The Barcelona chair will endure as a near-perfect marriage of human form and ineffable, timeless beauty. Mies’s creation is an example of grace and respect for the user, the very opposite of what seems to motivate Hadid. I found it surprising that Hadid’s office used Mies’ Barcelona chair in a promotional video for her Stone Towers project in Cairo, rather than one of her own furniture designs.
So, does Hadid’s architecture fall into the same category as her furniture? First, I must admit I have never yet visited a Hadid building, and I know the risk of making architectural judgments in the absence of first-hand experience. But as a practicing architect for 44 years, I know how to read drawings and ‘read’ other aspects of design from the published images of a finished building or design proposal.
To me, Hadid’s buildings are all about banging drums. There is a maddening absence of restraint, a token regard for function and a troubling license for expressive excess taken to the extreme, which is why, for decades, many of her designs were never built. Her presentation drawings are truly works of art, but I learned early in my career not to design a building for how it looks on paper, unless all you’re interested in is paper art.
Photography in the exhibit proper is not permitted but I was allowed to shoot her three-wheeled Z-Car in the Perelman’s lobby. This sleek prototype design tells it all: lovely to look at but never meant for actual use. Compared to Buckminster Fuller’s three-wheel Dymaxion car of the 1930s, at least Hadid got the curves right – they are alluringly sensuous.
The roof of the cab hinges up to reveal a Buck Rodgers interior perfect for listening to the theme music of Kubrick’s 1968 film Space Odyssey until the cushionless spoon-shaped seats send you to your chiropractor.
Also in the show are vases, jewelry and clothing plus the exhibit design itself. A few of her vases were subtle and exquisite, but the rest of the exhibit left me cold. Don’t misunderstand me. I applaud artistic excess when redeeming values underlie it, such as in the awe-inspiring cathedrals of the Middle Ages. In these glass and stone sky reaching structures, excess serves a purpose greater than dazzle.
As for Hadid’s geometric virtuosity, almost no other contemporary architect can touch her. Google her King Abdullah Petroleum Studies and Research Center to see what I mean. But as you will hear when she herself explains her work in several on-line videos, it’s all about the skin and near to nothing about serving the objectives of the program and the needs of end users.
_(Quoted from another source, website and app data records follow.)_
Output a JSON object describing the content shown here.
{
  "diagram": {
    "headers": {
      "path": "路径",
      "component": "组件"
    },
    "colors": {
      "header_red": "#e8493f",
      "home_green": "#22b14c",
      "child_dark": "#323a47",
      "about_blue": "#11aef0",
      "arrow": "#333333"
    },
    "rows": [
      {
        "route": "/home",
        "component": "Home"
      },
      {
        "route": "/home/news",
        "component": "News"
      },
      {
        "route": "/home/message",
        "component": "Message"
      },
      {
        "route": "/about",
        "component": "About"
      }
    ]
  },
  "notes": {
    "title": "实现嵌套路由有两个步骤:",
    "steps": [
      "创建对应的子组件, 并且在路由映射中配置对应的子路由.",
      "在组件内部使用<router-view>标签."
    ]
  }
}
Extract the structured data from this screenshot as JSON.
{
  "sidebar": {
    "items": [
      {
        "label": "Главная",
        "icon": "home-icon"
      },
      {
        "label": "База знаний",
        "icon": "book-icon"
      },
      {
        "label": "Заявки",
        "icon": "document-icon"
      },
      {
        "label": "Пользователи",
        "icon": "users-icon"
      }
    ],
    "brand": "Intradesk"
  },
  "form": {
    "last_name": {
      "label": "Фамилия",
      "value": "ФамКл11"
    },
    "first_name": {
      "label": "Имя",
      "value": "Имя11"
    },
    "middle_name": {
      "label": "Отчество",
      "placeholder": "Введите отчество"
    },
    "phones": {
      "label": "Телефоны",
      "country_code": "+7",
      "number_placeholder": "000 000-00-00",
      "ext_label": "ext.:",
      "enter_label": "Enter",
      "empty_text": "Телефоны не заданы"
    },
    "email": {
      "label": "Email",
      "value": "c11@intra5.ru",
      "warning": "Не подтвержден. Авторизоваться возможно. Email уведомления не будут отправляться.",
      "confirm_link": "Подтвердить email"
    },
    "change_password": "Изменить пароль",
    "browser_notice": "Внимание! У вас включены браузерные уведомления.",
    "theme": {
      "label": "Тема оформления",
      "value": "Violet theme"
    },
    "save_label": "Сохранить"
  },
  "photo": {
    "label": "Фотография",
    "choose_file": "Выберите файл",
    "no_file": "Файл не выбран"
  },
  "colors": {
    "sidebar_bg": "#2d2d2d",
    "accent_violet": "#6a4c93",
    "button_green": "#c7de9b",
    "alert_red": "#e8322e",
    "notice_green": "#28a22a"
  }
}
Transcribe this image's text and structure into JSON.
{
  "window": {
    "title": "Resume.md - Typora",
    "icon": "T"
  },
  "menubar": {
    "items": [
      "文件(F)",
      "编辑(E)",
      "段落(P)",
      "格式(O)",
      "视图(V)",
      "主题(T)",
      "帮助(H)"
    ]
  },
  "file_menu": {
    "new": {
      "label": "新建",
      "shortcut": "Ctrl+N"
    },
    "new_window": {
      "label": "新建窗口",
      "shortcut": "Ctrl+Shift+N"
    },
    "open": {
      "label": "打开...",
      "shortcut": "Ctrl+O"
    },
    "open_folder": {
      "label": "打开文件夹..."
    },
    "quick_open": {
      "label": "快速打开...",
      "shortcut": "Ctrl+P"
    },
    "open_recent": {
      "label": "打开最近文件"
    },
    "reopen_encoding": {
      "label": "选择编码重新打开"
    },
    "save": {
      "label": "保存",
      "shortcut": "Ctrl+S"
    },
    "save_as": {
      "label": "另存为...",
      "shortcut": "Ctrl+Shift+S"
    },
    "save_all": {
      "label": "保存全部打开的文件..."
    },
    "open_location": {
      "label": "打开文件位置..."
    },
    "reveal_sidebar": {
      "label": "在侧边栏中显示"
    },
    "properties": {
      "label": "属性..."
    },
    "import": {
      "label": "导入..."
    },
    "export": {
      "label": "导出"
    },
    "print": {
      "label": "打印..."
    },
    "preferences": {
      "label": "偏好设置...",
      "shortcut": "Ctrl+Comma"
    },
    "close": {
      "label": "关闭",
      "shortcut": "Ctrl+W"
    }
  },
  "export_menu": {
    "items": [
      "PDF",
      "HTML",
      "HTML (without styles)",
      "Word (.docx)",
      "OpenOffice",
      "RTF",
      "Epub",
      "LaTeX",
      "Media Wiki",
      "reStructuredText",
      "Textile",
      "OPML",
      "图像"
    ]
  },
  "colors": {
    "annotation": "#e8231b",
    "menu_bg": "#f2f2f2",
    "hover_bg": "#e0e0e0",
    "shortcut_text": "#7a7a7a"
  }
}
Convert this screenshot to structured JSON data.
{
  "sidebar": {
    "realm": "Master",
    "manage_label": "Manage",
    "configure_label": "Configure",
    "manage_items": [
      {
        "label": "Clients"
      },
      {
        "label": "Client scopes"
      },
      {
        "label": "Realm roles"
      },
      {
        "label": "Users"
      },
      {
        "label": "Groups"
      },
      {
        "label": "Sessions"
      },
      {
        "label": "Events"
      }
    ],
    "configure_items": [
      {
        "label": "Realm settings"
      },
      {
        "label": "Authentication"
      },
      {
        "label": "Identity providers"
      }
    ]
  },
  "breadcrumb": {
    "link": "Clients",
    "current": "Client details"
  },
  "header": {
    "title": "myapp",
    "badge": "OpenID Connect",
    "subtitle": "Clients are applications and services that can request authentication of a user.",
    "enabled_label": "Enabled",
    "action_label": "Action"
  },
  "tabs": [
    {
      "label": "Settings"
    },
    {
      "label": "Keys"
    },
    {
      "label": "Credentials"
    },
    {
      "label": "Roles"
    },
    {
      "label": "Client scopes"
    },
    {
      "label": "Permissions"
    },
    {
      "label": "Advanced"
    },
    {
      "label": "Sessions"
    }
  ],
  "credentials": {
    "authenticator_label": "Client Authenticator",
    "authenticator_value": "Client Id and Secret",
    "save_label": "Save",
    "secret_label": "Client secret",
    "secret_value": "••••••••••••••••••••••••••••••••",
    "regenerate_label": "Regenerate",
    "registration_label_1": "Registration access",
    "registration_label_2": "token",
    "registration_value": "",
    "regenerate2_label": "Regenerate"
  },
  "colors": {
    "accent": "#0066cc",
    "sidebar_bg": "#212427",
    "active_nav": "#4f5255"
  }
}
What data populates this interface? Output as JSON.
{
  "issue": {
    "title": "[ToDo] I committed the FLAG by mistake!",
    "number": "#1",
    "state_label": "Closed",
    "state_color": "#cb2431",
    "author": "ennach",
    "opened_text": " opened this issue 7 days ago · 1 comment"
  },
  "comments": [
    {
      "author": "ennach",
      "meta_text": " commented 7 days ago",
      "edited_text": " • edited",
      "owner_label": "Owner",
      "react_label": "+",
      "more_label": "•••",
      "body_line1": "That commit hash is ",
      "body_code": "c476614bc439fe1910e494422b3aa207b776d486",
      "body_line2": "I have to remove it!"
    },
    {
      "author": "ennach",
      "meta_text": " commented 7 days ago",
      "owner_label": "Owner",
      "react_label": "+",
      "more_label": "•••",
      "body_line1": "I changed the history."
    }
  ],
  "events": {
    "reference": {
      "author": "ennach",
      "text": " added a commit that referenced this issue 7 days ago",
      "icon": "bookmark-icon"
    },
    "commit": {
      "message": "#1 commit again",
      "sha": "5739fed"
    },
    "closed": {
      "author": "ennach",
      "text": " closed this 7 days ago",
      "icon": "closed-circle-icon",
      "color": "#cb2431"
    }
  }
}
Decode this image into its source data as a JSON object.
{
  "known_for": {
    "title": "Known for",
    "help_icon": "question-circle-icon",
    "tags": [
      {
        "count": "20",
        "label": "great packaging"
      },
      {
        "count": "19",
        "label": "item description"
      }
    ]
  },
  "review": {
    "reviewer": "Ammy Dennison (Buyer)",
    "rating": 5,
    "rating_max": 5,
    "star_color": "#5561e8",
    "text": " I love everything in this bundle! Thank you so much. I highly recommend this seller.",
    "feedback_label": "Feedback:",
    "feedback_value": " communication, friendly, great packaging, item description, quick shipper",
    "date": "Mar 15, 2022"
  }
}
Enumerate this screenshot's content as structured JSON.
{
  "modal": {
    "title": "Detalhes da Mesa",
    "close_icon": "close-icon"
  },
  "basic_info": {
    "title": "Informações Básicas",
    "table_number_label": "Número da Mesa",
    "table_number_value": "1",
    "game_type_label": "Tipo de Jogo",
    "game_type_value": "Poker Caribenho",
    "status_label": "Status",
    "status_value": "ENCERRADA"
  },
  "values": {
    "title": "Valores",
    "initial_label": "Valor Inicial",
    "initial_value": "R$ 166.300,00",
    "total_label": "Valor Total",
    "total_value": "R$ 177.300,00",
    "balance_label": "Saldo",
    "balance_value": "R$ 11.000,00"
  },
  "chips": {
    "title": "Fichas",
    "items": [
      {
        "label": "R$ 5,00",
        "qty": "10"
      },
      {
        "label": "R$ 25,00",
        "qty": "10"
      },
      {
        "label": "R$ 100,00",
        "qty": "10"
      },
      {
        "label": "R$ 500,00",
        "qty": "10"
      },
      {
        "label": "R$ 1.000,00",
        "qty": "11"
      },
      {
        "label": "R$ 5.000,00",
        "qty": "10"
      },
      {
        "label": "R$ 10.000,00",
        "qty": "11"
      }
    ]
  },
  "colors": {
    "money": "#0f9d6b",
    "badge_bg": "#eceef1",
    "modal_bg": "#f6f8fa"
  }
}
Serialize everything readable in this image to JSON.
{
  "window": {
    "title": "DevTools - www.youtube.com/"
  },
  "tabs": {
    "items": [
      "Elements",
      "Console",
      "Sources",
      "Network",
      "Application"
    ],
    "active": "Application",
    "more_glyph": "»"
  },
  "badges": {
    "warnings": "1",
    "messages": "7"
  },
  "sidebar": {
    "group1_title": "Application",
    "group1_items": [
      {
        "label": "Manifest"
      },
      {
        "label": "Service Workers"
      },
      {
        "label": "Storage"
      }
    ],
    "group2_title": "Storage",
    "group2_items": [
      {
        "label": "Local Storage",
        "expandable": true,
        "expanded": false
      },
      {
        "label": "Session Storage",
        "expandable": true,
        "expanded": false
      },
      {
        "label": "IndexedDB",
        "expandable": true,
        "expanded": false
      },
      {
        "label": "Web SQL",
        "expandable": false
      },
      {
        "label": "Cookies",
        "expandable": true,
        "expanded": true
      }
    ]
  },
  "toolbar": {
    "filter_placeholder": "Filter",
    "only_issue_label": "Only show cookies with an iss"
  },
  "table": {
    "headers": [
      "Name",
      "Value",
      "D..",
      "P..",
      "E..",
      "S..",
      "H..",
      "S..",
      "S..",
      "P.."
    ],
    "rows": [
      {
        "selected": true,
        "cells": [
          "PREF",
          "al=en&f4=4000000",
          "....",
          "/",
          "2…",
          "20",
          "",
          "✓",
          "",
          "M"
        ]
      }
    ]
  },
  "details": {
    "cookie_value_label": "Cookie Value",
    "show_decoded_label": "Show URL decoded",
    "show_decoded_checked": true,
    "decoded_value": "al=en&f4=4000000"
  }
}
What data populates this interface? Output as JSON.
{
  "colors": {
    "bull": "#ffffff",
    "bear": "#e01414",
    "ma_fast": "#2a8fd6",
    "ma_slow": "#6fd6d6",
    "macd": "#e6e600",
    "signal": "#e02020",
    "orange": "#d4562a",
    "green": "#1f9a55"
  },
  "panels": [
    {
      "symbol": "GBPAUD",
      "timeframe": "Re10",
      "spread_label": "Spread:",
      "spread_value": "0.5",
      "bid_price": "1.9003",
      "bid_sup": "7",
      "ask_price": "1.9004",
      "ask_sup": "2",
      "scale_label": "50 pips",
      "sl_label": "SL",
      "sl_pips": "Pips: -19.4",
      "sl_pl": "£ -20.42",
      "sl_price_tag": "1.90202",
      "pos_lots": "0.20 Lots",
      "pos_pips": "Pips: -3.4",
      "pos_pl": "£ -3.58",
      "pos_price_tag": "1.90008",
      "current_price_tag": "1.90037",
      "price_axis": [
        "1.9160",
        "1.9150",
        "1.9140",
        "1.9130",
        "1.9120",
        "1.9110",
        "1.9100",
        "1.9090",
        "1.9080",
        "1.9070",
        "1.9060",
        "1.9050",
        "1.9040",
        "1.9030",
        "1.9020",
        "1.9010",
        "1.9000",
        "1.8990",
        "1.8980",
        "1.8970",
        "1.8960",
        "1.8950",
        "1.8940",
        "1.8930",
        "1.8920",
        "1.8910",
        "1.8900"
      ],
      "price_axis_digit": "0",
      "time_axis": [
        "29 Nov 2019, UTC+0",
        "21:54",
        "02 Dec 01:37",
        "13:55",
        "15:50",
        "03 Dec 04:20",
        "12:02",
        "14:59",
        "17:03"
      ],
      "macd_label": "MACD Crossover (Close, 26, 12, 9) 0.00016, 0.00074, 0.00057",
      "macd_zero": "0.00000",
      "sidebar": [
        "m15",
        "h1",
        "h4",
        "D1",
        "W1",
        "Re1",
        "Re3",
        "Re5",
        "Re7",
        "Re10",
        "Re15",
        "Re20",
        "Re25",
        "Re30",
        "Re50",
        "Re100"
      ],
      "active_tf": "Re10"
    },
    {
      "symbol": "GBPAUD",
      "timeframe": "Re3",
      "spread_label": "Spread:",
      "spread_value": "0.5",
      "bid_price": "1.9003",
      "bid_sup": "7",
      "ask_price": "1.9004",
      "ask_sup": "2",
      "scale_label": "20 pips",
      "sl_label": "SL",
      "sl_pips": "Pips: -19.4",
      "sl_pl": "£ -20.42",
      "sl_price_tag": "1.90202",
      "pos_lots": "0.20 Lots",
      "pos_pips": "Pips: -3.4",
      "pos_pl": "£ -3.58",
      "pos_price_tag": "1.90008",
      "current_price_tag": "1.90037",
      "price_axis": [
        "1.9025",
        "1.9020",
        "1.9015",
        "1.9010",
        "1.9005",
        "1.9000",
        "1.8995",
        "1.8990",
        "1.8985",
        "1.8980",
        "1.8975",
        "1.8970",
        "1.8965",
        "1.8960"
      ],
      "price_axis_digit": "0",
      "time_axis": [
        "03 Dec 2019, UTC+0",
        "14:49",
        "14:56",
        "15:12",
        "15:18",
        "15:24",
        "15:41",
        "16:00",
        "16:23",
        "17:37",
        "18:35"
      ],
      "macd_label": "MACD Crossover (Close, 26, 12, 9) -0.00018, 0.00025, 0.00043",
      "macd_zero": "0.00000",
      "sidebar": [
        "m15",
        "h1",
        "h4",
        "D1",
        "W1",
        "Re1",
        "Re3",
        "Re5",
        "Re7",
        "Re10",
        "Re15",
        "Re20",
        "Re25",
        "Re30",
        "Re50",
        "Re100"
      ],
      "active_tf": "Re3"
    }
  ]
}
This is fine art, not fine architecture.
What does Hadid’s self-indulgence and heavy-handed overkill say more broadly about today’s global culture? Many people around the world are spending truckloads of money to build what she and other like-minded architects are designing. To me it’s Disney culture turning into a very expensive bad dream.
Perhaps my views will change when I actually visit a building by Hadid, which I hope is the case, because I am troubled by having such negative feelings about such a courageous, talented and successful artist. Architecture can certainly be sculptural, but pure sculpture usually runs the risk of not making good architecture.
I urge you to see “Form in Motion” at the Perelman or see the mind-boggling projects on her website and then judge for yourself.